(What to work on)
Copy out each entry precisely; no image belongs in the result.

-------- Data supplied --------

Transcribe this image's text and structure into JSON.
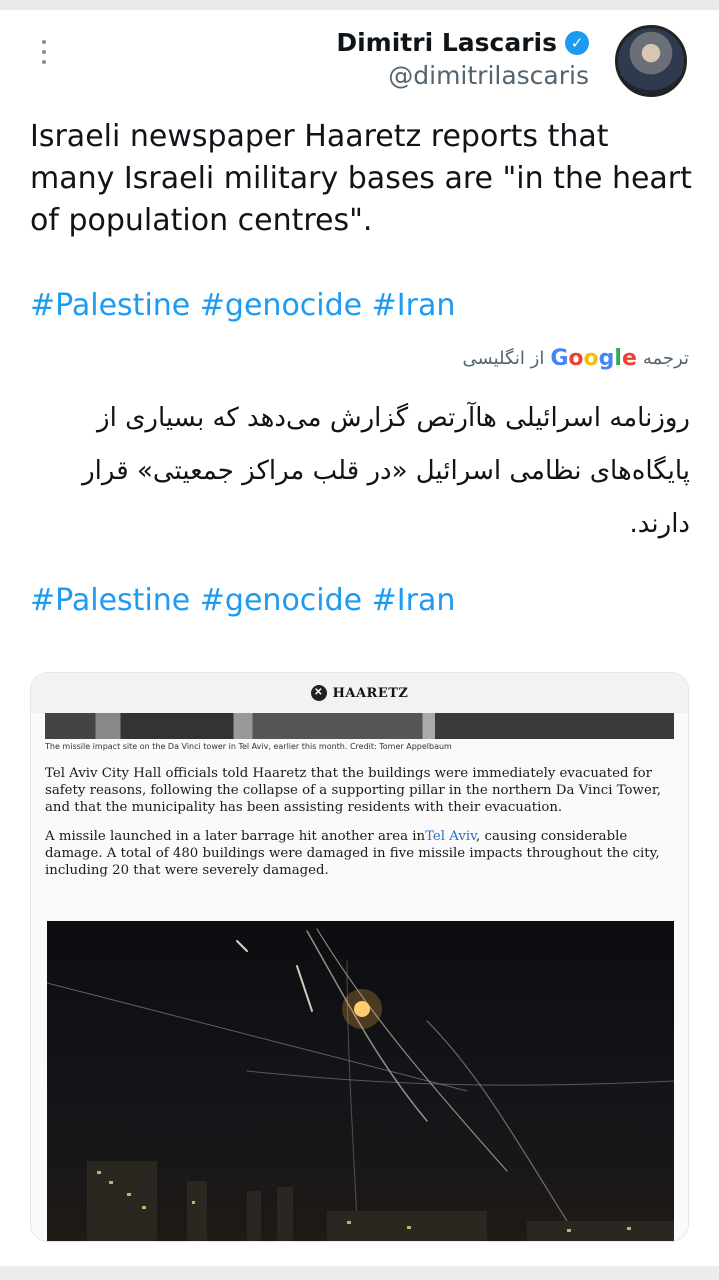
{
  "tweet": {
    "author_name": "Dimitri Lascaris",
    "author_handle": "@dimitrilascaris",
    "text": "Israeli newspaper Haaretz reports that many Israeli military bases are \"in the heart of population centres\".",
    "hashtags": "#Palestine #genocide #Iran"
  },
  "translation": {
    "label_before": "ترجمه",
    "provider": "Google",
    "label_after": "از انگلیسی",
    "text": "روزنامه اسرائیلی هاآرتص گزارش می‌دهد که بسیاری از پایگاه‌های نظامی اسرائیل «در قلب مراکز جمعیتی» قرار دارند.",
    "hashtags": "#Palestine #genocide #Iran"
  },
  "article_card": {
    "publication": "HAARETZ",
    "caption": "The missile impact site on the Da Vinci tower in Tel Aviv, earlier this month. Credit: Tomer Appelbaum",
    "paragraph1": "Tel Aviv City Hall officials told Haaretz that the buildings were immediately evacuated for safety reasons, following the collapse of a supporting pillar in the northern Da Vinci Tower, and that the municipality has been assisting residents with their evacuation.",
    "paragraph2_before": "A missile launched in a later barrage hit another area in",
    "paragraph2_link": "Tel Aviv",
    "paragraph2_after": ", causing considerable damage. A total of 480 buildings were damaged in five missile impacts throughout the city, including 20 that were severely damaged."
  },
  "icons": {
    "more": "more-vertical-icon",
    "verified": "verified-badge-icon",
    "publication_logo": "haaretz-logo-icon"
  },
  "colors": {
    "hashtag": "#1d9bf0",
    "verified": "#1d9bf0",
    "link": "#2c6fbf"
  }
}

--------

(Task response)
Transcribe this image's text and structure into JSON.
{
  "tweet": {
    "author_name": "Dimitri Lascaris",
    "author_handle": "@dimitrilascaris",
    "text": "Israeli newspaper Haaretz reports that many Israeli military bases are \"in the heart of population centres\".",
    "hashtags": "#Palestine #genocide #Iran"
  },
  "translation": {
    "label_before": "ترجمه",
    "provider": "Google",
    "label_after": "از انگلیسی",
    "text": "روزنامه اسرائیلی هاآرتص گزارش می‌دهد که بسیاری از پایگاه‌های نظامی اسرائیل «در قلب مراکز جمعیتی» قرار دارند.",
    "hashtags": "#Palestine #genocide #Iran"
  },
  "article_card": {
    "publication": "HAARETZ",
    "caption": "The missile impact site on the Da Vinci tower in Tel Aviv, earlier this month. Credit: Tomer Appelbaum",
    "paragraph1": "Tel Aviv City Hall officials told Haaretz that the buildings were immediately evacuated for safety reasons, following the collapse of a supporting pillar in the northern Da Vinci Tower, and that the municipality has been assisting residents with their evacuation.",
    "paragraph2_before": "A missile launched in a later barrage hit another area in",
    "paragraph2_link": "Tel Aviv",
    "paragraph2_after": ", causing considerable damage. A total of 480 buildings were damaged in five missile impacts throughout the city, including 20 that were severely damaged."
  },
  "icons": {
    "more": "more-vertical-icon",
    "verified": "verified-badge-icon",
    "publication_logo": "haaretz-logo-icon"
  },
  "colors": {
    "hashtag": "#1d9bf0",
    "verified": "#1d9bf0",
    "link": "#2c6fbf"
  }
}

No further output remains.